Parties who lose cases often blame their lawyers. “If my lawyer had done a decent job, I would have won.”
My observations over 25 years lead me to conclude that the majority of these claims are unfair. Frequently the client uses the lawyer as a scapegoat so the client can avoid any responsibility for the loss.
However, there are exceptions. Sometimes, it is the lawyer’s fault. Sometimes, the client has every reason to be angry at the lawyer.
It may be a cautionary tale for owners: just because you are disputing the validity of a lien or common expense arrears does not mean that you can cease payment altogether of your current common expenses. It is also an important procedural note for condominium boards and management: make sure your owners understand how the process works once the arrears reach the lien stage.

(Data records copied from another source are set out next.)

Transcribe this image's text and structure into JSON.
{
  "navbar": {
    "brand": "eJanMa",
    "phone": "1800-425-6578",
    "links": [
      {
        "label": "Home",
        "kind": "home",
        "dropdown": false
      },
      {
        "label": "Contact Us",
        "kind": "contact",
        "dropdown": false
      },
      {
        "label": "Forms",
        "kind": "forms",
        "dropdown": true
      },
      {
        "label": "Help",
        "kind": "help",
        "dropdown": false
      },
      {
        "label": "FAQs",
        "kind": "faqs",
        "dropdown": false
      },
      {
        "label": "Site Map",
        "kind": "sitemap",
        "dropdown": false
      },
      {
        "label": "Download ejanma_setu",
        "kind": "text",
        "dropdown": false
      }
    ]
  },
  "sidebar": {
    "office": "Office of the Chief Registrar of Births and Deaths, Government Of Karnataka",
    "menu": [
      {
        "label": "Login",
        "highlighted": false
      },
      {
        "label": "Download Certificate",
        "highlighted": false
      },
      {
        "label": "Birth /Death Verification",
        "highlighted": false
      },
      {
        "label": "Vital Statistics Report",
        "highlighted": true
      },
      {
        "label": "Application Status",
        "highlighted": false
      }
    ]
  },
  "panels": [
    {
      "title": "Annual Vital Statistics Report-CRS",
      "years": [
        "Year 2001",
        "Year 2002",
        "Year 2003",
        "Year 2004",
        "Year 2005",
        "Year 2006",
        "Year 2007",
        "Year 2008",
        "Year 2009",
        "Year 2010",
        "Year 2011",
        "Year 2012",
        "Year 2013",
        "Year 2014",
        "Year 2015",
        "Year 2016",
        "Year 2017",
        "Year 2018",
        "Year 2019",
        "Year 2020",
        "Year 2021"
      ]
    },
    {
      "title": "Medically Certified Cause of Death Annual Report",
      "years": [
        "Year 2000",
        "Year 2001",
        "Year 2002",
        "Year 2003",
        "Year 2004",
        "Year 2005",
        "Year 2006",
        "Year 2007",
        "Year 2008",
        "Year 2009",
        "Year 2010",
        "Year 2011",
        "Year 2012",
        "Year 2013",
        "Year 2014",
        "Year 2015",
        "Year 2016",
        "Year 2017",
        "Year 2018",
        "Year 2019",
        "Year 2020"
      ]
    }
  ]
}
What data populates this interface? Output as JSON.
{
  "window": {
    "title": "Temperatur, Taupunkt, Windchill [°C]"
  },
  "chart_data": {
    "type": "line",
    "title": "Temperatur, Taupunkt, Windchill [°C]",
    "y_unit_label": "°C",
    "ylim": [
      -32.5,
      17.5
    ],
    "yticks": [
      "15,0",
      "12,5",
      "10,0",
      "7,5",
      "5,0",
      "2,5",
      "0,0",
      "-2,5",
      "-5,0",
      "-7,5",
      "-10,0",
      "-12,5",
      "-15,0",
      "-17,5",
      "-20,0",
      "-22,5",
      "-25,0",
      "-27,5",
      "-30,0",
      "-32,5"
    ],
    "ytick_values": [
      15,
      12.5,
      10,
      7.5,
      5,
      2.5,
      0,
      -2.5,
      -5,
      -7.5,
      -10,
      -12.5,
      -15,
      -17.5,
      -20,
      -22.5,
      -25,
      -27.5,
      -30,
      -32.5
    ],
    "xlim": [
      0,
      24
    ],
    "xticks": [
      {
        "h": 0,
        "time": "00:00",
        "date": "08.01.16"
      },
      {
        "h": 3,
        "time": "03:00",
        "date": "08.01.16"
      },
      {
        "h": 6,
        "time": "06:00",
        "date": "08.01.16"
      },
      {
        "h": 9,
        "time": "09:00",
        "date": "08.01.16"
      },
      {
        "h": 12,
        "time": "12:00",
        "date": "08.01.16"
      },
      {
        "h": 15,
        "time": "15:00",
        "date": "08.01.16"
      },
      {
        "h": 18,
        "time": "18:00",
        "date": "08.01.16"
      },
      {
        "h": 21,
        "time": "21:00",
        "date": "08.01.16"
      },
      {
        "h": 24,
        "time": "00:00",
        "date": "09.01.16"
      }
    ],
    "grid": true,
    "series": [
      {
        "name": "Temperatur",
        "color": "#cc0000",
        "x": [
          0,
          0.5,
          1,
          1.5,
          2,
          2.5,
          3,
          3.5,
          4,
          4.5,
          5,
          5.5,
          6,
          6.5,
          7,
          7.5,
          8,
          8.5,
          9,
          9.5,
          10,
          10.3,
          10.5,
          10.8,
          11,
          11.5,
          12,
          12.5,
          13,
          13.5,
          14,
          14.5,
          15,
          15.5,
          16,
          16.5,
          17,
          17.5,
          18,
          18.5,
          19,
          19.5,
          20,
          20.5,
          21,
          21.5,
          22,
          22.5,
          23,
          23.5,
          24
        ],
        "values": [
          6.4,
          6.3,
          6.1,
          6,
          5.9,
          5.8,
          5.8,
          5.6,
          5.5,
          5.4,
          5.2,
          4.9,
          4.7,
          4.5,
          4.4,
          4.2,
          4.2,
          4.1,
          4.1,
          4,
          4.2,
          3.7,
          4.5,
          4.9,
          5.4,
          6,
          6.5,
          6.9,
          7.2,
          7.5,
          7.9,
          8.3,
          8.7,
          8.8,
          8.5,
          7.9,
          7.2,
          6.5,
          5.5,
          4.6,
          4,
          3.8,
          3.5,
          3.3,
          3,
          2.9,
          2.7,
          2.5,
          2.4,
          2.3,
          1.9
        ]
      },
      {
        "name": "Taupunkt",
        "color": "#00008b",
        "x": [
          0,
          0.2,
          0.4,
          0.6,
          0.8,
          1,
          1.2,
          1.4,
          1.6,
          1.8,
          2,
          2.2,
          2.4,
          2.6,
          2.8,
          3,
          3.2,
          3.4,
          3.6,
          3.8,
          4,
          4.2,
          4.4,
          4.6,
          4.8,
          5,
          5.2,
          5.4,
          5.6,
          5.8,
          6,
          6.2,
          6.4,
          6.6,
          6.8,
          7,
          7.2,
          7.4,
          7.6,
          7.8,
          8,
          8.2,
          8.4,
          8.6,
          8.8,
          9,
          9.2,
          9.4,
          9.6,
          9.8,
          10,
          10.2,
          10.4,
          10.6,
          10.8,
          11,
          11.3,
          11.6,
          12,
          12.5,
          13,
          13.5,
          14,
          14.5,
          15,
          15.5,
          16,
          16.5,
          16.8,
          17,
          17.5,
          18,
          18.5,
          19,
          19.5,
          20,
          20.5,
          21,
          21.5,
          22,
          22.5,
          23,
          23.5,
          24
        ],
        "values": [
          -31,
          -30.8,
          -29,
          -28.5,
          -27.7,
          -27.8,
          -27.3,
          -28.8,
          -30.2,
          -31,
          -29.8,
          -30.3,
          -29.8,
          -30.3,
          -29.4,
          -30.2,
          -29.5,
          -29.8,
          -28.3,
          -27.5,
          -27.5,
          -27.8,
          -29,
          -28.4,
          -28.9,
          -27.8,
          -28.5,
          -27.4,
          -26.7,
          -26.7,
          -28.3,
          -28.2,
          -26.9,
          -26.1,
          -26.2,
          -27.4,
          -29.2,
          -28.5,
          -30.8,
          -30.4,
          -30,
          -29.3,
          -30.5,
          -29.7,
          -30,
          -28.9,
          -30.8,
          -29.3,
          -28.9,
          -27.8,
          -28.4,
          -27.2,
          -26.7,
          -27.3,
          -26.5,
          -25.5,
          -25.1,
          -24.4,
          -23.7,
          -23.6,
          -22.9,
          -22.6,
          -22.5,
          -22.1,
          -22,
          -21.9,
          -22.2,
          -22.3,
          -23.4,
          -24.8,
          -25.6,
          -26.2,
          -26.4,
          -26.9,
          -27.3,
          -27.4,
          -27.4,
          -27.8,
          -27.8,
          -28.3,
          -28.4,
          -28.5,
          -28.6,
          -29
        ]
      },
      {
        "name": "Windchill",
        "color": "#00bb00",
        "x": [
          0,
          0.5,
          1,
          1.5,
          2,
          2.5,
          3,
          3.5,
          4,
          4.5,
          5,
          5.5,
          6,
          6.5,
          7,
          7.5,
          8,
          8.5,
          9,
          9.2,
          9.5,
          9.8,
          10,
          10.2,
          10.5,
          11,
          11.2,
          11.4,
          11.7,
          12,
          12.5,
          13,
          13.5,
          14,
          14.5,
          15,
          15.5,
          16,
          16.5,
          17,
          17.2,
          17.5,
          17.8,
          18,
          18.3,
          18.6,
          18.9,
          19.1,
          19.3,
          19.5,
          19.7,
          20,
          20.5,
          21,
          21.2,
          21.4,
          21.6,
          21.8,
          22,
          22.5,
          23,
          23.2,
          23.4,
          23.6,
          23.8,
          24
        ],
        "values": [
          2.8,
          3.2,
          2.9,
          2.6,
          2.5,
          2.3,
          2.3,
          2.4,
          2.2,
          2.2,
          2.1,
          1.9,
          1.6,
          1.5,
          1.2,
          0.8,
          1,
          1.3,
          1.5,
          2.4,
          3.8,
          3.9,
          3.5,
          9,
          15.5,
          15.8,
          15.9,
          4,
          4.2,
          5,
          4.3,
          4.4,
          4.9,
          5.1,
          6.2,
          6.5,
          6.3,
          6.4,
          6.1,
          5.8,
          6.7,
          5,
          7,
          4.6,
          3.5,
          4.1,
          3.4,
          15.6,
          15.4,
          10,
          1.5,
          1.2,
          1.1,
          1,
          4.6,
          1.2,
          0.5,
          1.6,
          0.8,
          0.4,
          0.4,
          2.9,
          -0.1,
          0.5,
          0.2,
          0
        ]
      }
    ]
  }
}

Section 84(3) of the Condominium Act states that an owner is not exempt from the obligation to contribute to the common expenses even if the owner is making a claim against the corporation. The Court of Appeal in Carleton Condominium Corp. 396 v. Burdet confirmed this proposition.